A: Well, certainly not consciously, but I’m hoping that all of my work somehow says something about the importance of many stories. I like that this book makes something that’s very specific to Black women ordinary — a scarf. It’s the kind of thing that’s so ordinary for so many Black women. But for people who are not Black, it’s not an ordinary thing because they don’t know exactly what it is. And I think that we start to know one another more when these ordinary things in our lives become ordinary to other people, and familiar to them.
Q: In that talk you also discuss how impressionable and vulnerable our children are, especially to “single stories.” And I’m wondering if you think that makes children’s books in some ways more important or valuable than adult books.

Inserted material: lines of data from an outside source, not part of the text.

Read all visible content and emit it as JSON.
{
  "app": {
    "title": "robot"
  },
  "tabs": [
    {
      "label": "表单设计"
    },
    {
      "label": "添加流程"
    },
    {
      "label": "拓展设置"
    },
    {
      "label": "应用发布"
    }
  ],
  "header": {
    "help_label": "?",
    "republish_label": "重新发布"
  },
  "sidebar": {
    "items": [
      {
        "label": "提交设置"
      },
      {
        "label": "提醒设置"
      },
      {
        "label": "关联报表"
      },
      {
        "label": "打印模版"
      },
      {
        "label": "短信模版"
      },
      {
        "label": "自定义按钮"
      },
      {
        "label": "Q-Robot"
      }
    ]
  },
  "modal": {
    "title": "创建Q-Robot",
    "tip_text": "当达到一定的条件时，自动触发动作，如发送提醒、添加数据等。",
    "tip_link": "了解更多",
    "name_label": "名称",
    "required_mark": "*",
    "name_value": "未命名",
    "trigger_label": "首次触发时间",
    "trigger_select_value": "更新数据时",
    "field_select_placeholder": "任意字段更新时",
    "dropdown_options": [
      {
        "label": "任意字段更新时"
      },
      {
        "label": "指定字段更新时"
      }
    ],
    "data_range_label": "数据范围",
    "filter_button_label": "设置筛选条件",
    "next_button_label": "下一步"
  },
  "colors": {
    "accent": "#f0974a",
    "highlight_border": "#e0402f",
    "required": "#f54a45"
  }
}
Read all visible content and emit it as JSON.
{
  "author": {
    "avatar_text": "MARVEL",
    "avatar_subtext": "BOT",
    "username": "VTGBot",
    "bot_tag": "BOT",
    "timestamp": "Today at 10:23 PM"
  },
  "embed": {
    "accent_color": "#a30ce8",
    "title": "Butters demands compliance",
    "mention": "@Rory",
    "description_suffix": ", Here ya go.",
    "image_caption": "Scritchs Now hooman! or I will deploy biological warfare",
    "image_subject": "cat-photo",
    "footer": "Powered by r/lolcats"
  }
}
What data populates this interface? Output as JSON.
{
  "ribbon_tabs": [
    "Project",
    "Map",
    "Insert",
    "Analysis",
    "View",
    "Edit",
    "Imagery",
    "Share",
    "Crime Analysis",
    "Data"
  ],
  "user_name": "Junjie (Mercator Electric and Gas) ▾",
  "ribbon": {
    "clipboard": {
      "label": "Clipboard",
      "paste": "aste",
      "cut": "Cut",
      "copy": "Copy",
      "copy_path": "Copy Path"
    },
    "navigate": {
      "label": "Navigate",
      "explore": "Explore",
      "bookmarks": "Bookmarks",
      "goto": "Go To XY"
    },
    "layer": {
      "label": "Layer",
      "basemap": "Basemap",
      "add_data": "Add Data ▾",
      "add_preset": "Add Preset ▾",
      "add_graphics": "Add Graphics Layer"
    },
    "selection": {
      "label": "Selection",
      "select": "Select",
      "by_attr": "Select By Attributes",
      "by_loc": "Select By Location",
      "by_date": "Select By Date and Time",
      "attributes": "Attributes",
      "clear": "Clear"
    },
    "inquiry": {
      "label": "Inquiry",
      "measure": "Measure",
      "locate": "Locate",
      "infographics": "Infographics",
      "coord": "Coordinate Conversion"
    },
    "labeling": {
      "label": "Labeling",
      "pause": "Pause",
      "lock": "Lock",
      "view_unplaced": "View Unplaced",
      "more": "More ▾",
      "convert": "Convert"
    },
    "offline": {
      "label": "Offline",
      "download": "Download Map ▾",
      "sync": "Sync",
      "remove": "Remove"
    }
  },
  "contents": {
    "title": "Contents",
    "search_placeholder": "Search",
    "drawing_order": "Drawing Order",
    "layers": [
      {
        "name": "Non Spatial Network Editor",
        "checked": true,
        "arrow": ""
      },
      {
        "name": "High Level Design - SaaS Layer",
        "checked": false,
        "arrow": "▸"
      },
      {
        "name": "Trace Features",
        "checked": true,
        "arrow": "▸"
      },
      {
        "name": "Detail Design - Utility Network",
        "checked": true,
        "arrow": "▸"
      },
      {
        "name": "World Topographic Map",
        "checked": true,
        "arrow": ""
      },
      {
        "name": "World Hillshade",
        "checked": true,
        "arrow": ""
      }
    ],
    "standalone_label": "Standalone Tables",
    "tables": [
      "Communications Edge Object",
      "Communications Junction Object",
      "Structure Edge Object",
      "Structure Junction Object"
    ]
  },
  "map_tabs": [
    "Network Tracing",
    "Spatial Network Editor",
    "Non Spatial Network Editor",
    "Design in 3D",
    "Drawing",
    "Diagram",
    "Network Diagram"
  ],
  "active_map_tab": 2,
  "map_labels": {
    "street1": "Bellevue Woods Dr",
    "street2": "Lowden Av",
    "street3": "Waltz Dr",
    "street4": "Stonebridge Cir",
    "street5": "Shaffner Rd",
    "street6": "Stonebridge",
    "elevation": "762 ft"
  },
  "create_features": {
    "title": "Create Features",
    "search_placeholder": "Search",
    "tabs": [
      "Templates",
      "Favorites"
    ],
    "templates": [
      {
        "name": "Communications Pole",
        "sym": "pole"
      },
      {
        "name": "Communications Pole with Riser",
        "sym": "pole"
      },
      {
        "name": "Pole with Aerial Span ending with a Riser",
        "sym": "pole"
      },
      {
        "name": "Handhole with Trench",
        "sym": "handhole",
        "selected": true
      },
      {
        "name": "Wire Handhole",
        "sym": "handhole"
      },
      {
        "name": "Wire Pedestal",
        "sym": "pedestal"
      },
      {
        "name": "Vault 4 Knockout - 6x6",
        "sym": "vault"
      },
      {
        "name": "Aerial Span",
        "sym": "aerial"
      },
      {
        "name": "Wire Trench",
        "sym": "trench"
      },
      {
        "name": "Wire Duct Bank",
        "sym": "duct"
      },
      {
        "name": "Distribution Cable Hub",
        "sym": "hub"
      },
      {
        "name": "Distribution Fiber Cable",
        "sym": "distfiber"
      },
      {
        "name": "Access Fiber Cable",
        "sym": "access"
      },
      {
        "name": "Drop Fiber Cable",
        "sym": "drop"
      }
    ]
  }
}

A: I mean, it doesn’t have to be more important than adult books but it does show how important children’s books are. They’re more consequential. I’m affected by books even now as an adult. But as a child, we’re so open and soft, we just absorb whatever we read. And we haven’t quite developed that ability to be skeptical and to question.
I say this from experience. I remember just believing as a kid, without thinking about it, that books were things in which White people did things because all of the books I was reading had White people in them. Today, it’s a bit better. Not much, really, for many, many African kids, because it’s still much easier to get books that are about the U.K. or the U.S. than it is to get books that are about Africans. But I think it’s important for a child to see themselves in books, but also really important for a child to see other people, too.
Q: Are you concerned that some people might not want their kids to read your book?
A: I think it’s so sad, this epidemic of book banning and this horrible anti-knowledge, anti-intellectual strain that’s happening in certain sections of the country. If some people don’t want to read it, that’s fine. But for me, really, I’m just much more concerned about this idea that we somehow decide that some books shouldn’t be read because they don’t conform to our view of the world. I keep thinking this is where we should say to such people, “facts do not care about your feelings. This is the way the world is.”
Q: What do you hope readers will take from your book?
A: I hope it’s the kind of book that when they read it, it just makes them a little happier.
Q: This is a silly question, but the title of your book “We Should All be Feminists” became part of a Beyoncé song. Do you expect her — or anyone else — to pick up a line from “Mama’s Sleeping Scarf?”
A: [Laughing] No, I’m sorry to say that is not one of my ambitions.
Q: “Mama’s Sleeping Scarf” is a good line for a song.
A: [Laughing] You know, I think it is. It’s so unusual that I think it could work.
Mama’s Sleeping Scarf
By Chimamanda Ngozi Adichie writing as Nwa Grace-James
Illustrated by Joelle Avelino
Knopf. 32 pp. $18.99